Inquest continues into inmate's death
MILWAUKEE — It's the third day of an inquest into the death of Milwaukee County Jail inmate Terrill Thomas.
On Tuesday, prosecutors asked former jail commander Nancy Evans whether she misled investigators and did not keep all the evidence after the 38-year-old Thomas died from dehydration last April. Thomas had bipolar disorder, and investigators say he went for one week without water while in solitary confinement.
Evans testified that she could not say why a key surveillance video disappeared, and she denied hiding evidence from Milwaukee Police because it made her look bad. A six-person jury is hearing evidence, and will recommend whether charges should be filed in Thomas' death. He was jailed for allegedly shooting and wounding a man, and opening fire at the Potawatomi Casino at 3:30 a.m. last April 15.
Jakubowski pleads not guilty to state, federal charges
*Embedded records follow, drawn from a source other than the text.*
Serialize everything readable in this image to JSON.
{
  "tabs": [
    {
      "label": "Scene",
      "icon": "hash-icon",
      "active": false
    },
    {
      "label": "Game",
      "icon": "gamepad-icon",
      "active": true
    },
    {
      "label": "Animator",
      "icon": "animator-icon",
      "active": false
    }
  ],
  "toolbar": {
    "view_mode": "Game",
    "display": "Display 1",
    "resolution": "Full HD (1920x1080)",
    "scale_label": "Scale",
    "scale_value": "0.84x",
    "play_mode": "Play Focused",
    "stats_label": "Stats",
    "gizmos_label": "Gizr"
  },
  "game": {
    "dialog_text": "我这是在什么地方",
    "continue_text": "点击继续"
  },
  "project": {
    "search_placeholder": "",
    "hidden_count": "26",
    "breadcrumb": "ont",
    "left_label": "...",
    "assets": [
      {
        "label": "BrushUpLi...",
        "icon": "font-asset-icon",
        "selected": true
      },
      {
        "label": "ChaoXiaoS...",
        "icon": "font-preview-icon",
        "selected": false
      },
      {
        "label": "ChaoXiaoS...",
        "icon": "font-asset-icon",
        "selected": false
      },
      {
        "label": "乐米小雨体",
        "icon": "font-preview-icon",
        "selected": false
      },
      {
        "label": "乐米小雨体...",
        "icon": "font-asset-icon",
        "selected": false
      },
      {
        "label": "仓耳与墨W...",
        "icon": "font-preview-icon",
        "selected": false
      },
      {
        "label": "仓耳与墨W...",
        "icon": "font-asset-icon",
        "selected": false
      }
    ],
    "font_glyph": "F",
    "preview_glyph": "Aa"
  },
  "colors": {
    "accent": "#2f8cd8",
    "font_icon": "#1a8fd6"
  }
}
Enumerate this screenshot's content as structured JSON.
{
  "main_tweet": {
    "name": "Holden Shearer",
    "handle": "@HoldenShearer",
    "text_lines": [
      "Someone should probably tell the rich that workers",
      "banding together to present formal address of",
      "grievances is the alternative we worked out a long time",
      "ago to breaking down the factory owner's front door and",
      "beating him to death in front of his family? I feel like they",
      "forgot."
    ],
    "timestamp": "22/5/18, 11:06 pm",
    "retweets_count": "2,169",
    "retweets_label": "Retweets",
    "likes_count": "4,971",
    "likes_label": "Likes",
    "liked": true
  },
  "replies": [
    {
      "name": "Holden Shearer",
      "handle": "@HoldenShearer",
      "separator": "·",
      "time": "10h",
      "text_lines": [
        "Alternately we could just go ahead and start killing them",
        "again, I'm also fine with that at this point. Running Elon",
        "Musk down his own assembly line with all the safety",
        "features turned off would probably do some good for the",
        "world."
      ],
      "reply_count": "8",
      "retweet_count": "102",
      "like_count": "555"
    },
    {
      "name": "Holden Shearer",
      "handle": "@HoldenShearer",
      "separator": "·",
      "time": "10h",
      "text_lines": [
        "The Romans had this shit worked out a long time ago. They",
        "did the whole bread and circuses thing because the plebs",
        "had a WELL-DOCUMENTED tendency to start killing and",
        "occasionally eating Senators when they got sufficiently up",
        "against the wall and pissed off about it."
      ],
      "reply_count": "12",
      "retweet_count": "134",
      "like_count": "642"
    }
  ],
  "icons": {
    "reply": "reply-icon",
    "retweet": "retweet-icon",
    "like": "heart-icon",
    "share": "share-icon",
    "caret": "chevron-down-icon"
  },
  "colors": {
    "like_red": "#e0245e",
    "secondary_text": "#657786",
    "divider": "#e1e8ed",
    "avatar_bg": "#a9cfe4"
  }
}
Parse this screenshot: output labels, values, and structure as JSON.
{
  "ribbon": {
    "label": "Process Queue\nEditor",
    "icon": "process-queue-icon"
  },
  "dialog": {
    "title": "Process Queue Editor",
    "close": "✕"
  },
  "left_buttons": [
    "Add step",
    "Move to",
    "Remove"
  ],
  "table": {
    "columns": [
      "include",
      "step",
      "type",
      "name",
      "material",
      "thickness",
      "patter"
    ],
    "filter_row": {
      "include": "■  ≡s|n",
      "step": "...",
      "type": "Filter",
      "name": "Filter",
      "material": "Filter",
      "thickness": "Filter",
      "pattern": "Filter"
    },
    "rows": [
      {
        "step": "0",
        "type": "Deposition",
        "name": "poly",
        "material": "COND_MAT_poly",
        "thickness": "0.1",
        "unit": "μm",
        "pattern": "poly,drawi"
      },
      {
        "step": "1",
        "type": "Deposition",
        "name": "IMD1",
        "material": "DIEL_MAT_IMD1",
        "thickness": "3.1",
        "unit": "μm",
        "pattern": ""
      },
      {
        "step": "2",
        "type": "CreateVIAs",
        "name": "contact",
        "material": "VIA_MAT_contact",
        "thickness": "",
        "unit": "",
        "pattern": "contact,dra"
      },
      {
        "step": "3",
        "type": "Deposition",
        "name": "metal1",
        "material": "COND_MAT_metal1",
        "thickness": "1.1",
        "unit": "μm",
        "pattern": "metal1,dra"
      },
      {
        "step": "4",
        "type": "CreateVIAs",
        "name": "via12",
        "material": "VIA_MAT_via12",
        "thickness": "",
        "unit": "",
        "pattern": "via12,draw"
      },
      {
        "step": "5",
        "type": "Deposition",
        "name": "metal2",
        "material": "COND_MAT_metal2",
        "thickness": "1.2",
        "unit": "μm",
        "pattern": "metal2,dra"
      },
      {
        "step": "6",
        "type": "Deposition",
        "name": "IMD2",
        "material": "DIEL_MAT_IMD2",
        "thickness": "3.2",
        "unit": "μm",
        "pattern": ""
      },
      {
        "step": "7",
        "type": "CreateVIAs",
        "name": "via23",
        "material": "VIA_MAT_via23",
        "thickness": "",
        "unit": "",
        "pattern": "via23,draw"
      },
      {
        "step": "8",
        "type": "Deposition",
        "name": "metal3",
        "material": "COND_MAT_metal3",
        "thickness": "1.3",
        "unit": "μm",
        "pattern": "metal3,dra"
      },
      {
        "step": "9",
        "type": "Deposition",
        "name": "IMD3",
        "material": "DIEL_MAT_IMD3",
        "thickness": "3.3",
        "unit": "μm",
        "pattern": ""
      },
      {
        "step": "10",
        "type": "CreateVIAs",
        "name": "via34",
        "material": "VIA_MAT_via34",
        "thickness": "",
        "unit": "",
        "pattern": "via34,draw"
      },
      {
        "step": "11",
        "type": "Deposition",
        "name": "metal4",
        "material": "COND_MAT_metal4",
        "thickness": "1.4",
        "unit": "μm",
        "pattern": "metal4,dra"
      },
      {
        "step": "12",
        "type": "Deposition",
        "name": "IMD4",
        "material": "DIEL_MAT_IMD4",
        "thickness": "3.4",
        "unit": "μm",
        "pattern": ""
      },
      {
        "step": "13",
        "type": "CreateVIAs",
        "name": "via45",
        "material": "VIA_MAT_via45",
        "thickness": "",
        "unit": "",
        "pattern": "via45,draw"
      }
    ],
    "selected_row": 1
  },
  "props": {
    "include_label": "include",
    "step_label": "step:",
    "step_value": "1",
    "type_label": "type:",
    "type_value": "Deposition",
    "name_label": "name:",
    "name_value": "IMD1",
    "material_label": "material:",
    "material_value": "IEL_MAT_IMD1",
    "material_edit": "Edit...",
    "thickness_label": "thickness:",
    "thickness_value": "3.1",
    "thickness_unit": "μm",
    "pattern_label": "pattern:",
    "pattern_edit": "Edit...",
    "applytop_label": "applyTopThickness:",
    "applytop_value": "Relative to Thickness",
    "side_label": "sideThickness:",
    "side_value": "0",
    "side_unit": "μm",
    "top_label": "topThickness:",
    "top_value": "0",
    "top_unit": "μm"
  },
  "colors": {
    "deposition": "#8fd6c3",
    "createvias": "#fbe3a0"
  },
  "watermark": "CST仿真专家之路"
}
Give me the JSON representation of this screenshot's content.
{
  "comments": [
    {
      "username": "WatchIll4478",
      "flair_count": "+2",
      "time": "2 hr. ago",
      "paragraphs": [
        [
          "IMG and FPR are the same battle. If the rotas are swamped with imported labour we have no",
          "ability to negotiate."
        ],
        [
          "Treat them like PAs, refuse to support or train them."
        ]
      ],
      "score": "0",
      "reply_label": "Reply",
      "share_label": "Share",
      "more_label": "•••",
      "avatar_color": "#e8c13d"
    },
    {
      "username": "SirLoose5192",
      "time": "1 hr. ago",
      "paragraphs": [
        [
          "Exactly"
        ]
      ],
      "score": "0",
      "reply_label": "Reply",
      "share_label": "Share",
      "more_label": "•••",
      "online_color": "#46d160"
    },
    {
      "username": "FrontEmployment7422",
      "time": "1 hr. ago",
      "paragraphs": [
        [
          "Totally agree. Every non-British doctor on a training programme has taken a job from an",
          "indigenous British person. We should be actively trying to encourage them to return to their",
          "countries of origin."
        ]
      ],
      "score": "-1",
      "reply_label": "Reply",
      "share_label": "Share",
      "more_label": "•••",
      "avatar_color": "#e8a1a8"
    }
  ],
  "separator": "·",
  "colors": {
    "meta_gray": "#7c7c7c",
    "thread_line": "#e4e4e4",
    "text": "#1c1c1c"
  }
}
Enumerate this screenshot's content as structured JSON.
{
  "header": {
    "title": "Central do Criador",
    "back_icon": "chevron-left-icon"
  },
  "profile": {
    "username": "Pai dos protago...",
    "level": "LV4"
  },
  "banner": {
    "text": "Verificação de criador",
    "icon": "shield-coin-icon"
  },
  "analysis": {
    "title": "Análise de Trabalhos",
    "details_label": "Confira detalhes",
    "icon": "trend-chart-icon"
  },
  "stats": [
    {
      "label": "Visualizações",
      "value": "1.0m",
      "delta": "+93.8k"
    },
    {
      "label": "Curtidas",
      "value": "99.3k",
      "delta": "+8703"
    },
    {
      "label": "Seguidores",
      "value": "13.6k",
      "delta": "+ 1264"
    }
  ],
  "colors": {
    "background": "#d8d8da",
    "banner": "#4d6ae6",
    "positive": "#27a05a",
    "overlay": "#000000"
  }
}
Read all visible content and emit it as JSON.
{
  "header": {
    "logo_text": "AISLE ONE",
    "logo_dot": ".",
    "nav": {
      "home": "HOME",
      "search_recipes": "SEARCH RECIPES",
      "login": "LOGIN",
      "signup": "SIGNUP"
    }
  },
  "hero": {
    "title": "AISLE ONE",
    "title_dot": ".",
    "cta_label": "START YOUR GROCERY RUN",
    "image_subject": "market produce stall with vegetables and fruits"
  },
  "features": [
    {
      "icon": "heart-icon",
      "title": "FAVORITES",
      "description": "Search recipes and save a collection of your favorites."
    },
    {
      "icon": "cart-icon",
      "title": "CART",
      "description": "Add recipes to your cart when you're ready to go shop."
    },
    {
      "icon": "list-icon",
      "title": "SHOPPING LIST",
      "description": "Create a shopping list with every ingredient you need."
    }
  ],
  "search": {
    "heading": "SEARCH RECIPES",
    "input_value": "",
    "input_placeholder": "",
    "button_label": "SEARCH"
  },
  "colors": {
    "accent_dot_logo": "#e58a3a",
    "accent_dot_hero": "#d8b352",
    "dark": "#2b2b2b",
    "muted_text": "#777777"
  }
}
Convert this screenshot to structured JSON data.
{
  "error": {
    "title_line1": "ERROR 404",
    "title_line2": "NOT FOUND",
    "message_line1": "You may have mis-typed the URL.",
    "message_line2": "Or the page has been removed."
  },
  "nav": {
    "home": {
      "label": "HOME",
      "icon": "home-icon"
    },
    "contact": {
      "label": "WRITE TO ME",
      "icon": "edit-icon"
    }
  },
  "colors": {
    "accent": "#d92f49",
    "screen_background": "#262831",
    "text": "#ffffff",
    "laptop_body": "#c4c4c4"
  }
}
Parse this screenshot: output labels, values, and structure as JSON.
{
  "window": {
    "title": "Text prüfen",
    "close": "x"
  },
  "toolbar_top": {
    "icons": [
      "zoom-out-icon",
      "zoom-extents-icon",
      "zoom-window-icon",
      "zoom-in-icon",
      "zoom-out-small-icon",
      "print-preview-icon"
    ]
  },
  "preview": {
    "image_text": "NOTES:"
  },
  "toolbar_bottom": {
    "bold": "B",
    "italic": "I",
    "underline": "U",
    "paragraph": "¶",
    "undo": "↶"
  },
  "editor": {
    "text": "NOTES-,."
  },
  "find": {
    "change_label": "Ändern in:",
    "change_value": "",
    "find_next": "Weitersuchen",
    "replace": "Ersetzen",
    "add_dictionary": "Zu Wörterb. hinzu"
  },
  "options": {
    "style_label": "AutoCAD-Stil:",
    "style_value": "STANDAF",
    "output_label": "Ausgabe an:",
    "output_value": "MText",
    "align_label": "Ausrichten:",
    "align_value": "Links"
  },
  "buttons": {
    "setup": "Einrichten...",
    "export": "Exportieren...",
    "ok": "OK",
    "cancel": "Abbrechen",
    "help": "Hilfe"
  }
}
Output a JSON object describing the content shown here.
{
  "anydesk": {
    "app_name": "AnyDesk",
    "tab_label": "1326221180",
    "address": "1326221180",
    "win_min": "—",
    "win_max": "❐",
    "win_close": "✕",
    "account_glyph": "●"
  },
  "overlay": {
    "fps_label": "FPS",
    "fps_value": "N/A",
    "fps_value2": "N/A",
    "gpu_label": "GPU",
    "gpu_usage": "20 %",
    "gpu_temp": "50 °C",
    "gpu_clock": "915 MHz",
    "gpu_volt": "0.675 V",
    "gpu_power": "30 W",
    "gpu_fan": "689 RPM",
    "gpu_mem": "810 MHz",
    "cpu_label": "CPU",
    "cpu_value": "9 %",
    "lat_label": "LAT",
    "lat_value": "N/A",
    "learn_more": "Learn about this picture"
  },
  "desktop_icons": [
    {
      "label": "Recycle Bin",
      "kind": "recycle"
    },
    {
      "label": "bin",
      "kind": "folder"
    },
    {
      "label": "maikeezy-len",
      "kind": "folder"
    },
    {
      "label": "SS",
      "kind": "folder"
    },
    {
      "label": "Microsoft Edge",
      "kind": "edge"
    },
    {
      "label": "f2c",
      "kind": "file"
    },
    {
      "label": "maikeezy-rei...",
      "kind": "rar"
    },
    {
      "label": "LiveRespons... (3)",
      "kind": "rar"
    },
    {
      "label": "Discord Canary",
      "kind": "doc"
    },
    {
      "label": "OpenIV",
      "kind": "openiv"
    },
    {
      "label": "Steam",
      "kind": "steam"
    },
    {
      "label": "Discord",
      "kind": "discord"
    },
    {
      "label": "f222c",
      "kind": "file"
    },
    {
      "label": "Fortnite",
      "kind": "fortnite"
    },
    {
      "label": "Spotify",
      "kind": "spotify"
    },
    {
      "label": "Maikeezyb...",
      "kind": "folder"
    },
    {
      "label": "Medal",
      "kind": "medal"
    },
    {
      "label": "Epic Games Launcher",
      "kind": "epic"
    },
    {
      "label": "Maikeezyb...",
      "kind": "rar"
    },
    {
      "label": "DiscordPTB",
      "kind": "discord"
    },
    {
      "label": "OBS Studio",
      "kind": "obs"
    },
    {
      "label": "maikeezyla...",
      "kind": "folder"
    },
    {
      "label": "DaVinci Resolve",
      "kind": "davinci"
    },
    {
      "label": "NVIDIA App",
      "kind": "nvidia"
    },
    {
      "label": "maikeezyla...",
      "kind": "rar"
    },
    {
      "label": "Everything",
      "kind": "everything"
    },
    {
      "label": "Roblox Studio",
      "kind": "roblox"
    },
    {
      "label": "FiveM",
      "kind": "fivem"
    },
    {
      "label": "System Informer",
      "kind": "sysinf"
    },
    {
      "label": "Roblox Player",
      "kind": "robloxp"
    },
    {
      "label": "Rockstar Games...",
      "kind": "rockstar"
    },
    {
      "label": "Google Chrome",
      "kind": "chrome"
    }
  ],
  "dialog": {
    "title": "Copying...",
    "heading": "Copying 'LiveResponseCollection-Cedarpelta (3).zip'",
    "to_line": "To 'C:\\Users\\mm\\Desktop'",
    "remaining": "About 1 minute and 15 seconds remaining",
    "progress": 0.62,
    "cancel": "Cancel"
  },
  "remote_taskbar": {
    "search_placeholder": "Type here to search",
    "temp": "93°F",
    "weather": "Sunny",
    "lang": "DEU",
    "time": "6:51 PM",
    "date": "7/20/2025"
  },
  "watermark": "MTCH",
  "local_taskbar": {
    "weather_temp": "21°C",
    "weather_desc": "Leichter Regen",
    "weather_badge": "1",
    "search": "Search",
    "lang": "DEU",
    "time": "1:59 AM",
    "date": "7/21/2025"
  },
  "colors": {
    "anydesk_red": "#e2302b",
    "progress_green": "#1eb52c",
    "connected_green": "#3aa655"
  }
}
Joseph Jakubowski has pleaded not guilty to both state and federal charges that he stole 18 weapons in a gun shop burglary in Janesville, before leading officers on a manhunt for 10 days.
The 32-year-old Janesville man appeared Tuesday at a federal court arraignment in Madison, and a preliminary hearing in state court in Rock County. Officers feared that he might have tried pulling off a mass shooting in the wake of an anti-government manifesto he sent to President Donald Trump.
But his lawyer, Michael Murphy, tells WISC-TV that Jakubowski never meant to hurt anyone — and the guns were meant to protect himself and his family. Murphy said Jakubowski was heading to South Dakota as he traveled mostly on foot at night, avoiding homes and contact with people — but he did get a ride from a stranger before his arrest in Vernon County.
August trial set for former cop in suitcase murders
ELKHORN — A former West Allis police officer convicted of killing two women and dumping their bodies in suitcases near Lake Geneva has a trial date set for those dumpings.
Fifty-five-year-old Steven Zelich has been sentenced to 35 years in Wisconsin, and then 25 more in Minnesota for killing Jenny Gamez in Kenosha and Laura Simonson in Rochester, Minn. — both after he engaged them in separate incidents of sexual bondage. Officials say the victims' bodies were dumped in suitcases along a rural road in August 2014 in Walworth County, where he's still charged with two counts of hiding a corpse with a trial now set for Aug. 14-17. A proposed plea deal in that case was rejected last June, and a new district attorney — Zeke Wiedenfeld — was named later, so a plea deal is still possible. A pretrial hearing is set for August fourth in Elkhorn.
Milwaukee County executive praises judge's immigration ruling
MILWAUKEE — The Milwaukee County executive says he's glad that a federal judge blocked the Trump administration's efforts to withhold federal funds to "sanctuary cities."
The Justice Department told Milwaukee County last week it could take away $900,000 in justice assistance funds if the county interferes with local law enforcement's efforts to report the immigration status of inmates and others to federal agents. On Tuesday, District Judge William Orrick of San Francisco blocked President Donald Trump's executive order to withhold funds, saying Trump has no authority to put new conditions on federal spending — and even if he did, only funds directly related to immigration policies could be pulled back.
Milwaukee County Executive Chris Abele says Trump's order was never based on a certainty that public safety was at risk, and he repeated that the county follows all immigration laws. The Justice Department says the court ruling and the lawsuit which spurred it are both premature, in part because the Trump administration has not defined "sanctuary cities" yet.